Biological Diversity Ecosystem Condition and Productivity Soil and Water Role in Global Ecological Cycles Economic and Social Benefits Society's Responsibility
Aboriginal and Treaty Rights Aboriginal Traditional Land Use and Forest-based Ecological Knowledge Forest Community Well-being and Resilience Fair and Effective Decision Making Informed Decision Making
Indicator 6.1.1 Extent of consultation with Aboriginals in forest management planning and in the development of policies and legislation related to forest management Indicator 6.1.2 Area of forest land owned by Aboriginal peoples
6.1 Aboriginal and Treaty Rights
There are approximately 734 000 registered Indians across Canada, 53% of whom live on reserve in about 614 communities. Approximately 80% of these communities are located in forest areas and many depend on forest-based activities to secure their economic and social well-being. Since Aboriginal rights1 are enshrined in the constitution,2 the Crown has a legal duty to consult with Aboriginal peoples in situations where these rights may be infringed. Aboriginal peoples are keen to be consulted and involved in the development of any forest policies and activities that might affect their communities or traditional lands.

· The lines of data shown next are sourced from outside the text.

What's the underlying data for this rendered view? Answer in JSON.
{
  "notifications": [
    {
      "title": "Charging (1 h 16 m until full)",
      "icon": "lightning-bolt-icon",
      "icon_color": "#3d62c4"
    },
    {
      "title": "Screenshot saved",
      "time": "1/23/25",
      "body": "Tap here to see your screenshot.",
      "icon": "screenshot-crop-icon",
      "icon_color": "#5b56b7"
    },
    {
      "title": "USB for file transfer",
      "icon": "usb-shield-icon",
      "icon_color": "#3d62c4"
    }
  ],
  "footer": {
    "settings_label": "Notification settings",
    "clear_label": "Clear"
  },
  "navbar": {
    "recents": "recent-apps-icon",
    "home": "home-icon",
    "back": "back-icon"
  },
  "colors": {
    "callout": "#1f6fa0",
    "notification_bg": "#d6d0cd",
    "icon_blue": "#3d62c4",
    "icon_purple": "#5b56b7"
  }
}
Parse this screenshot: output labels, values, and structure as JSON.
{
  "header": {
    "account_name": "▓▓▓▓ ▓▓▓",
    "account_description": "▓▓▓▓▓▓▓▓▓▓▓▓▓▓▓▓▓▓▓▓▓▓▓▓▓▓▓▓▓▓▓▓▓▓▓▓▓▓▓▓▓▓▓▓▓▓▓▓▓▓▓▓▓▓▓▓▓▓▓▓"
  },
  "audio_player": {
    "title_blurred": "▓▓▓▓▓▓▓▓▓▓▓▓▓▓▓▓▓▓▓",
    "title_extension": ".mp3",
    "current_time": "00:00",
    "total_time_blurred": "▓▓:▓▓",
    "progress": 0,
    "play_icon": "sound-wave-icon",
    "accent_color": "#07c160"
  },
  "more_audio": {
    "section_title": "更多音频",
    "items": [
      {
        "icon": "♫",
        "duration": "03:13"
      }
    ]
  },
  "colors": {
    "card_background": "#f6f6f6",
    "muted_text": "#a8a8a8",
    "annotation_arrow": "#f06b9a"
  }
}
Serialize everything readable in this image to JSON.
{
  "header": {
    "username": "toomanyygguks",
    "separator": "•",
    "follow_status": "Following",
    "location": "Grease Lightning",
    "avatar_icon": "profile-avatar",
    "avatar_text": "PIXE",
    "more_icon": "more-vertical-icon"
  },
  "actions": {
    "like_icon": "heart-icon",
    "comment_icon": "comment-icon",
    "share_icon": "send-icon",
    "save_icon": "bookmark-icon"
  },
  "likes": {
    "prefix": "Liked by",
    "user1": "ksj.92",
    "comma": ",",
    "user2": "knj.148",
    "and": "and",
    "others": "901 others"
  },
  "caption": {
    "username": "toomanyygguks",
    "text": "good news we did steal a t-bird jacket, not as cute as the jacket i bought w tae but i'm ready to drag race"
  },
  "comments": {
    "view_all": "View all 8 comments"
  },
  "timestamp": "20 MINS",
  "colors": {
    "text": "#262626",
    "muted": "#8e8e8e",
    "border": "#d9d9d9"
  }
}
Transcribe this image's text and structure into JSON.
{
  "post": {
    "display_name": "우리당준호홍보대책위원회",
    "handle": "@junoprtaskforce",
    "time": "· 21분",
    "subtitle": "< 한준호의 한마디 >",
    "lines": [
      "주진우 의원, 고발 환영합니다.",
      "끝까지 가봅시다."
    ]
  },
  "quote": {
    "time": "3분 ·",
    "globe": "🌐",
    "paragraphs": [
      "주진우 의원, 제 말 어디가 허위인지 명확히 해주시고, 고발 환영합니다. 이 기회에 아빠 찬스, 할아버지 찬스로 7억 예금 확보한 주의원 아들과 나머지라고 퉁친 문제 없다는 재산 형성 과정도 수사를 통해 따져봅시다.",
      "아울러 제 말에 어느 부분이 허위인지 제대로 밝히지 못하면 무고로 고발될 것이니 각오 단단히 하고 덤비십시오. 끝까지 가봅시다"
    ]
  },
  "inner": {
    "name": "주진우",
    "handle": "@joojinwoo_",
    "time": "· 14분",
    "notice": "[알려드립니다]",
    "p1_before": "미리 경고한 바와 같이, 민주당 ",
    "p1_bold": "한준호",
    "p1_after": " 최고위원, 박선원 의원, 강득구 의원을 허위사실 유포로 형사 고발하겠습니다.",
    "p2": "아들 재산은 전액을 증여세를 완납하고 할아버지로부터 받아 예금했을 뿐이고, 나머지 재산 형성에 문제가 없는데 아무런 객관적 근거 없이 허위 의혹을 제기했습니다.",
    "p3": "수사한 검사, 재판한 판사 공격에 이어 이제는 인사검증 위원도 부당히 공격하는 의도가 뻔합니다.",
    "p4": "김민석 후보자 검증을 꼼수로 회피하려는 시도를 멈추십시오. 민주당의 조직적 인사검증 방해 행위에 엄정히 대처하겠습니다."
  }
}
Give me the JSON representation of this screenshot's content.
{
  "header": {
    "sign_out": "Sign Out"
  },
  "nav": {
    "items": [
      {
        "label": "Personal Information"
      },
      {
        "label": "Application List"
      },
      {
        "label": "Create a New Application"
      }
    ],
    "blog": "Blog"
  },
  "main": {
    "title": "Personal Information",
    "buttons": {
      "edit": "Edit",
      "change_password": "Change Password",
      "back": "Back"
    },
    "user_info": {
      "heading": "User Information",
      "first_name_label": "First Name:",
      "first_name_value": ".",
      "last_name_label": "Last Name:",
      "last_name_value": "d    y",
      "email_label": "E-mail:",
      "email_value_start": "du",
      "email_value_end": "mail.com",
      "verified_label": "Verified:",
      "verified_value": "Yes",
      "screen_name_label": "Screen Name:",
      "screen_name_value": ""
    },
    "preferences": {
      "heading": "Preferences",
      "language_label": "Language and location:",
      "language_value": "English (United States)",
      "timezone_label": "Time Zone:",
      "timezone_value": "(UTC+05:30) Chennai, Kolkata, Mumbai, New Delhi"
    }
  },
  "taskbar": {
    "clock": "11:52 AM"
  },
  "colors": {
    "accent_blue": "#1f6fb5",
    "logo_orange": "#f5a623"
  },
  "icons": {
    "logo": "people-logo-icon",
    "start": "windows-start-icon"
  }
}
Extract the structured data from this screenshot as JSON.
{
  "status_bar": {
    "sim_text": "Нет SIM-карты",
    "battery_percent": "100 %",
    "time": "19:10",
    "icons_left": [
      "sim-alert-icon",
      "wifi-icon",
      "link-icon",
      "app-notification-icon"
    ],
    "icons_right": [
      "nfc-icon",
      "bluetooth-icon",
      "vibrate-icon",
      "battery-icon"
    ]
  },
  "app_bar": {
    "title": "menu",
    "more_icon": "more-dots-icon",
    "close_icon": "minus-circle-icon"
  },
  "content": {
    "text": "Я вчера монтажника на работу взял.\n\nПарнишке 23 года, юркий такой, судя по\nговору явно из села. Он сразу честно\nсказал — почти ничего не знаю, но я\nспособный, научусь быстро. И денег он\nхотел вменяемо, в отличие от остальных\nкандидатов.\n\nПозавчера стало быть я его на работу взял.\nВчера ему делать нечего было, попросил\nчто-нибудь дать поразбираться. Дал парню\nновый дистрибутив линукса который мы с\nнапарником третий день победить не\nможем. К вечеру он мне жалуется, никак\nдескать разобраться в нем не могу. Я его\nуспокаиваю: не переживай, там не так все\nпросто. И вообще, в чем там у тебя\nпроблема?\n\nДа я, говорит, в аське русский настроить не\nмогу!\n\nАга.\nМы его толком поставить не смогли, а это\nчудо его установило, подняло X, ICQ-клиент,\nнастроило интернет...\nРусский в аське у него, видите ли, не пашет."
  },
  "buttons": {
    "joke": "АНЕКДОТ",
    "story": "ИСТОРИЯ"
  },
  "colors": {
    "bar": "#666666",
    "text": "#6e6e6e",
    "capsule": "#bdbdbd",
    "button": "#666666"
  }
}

There is growing awareness of the need for sustainable forest management to recognize Aboriginal peoples’ rights and to protect their traditional way of life and uses of the forests, including subsistence fishing, hunting, and trapping. Element 6.1 measures the extent to which forest management and planning processes throughout the country consider and meet the legal obligations of Canada’s various jurisdictions with respect to Aboriginal and treaty rights. It also reports on the evolving and growing ownership of forest lands by Aboriginal people in Canada.

To meet their legal obligations (Indicator 6.1.1), jurisdictions must consult with the Aboriginal communities, and other groups and communities, that would be affected by forest policy, management, planning, and activities. Forest management plans should reflect the options considered and actions taken with respect to Aboriginal and treaty rights. However, measuring progress toward this goal is difficult because of the changing interpretations of those rights and the evolving forms of comanagement between Aboriginal people, provincial governments, and the forest industry. In general, there have been significant improvements over the last several years in the ways that jurisdictions, and the forest industry, consult with Aboriginal people in forest management planning.

Clear property rights and use, and the assurance that these rights will be recognized through due process, are also important for sustainable forestry (Indicator 6.1.2). If ownership of the forest or access to its resources is assured to those who depend on it for subsistence or other needs, there is a greater probability that these users will ensure the sustainability of the resource. Land claims and treaty land entitlements are on-going processes and, as claims are resolved, Aboriginal peoples are gaining increasing ownership of land. This ownership offers a level of control over resource access that cannot be secured on crown lands or on comanaged lands. It also provides significant long-term sustainable employment opportunities and the opportunity to integrate their traditional values into the land planning process.

Despite the progress made under this element, challenges remain. For instance, there is a need for better and updated information on the amount of forest land owned by Aboriginal people in Canada.

In some cases, the data are over 10 years old. Furthermore, the development of a database that describes the various attributes, such as size, ownership, and location, of the forest land base owned by Aboriginal people would assist in determining the extent to which this segment of the population is becoming more involved in sustainable forest management in Canada.

This improved data, combined with the continued determination of Canada’s governments and forest industry to increase Aboriginal involvement in sustainable forest management, will ensure the increased participation of Aboriginal people in the Canadian economy, and the economic and social well-being of their communities.

1 Aboriginal rights refer to general rights, typically defined by the constitution or federal legislation ascribed to Indian peoples or First Nations. The term “First Nation” came into common usage in the 1970s to replace the word “Indian”. Although “First Nation” is widely used, it has yet to be legally defined. Among its uses, the term “First Nations people” refers to the Indian people in Canada, both Status and non-Status. Many Indian people have also adopted the term “First Nation” to replace the word “band” in the name of their community. Aboriginal rights vary according to group depending on the customs, practices, and traditions that are part of their distinctive cultures.

2 Aboriginal people, as defined by the Constitution Act (1982), include the Indian, Métis, and Inuit peoples of Canada.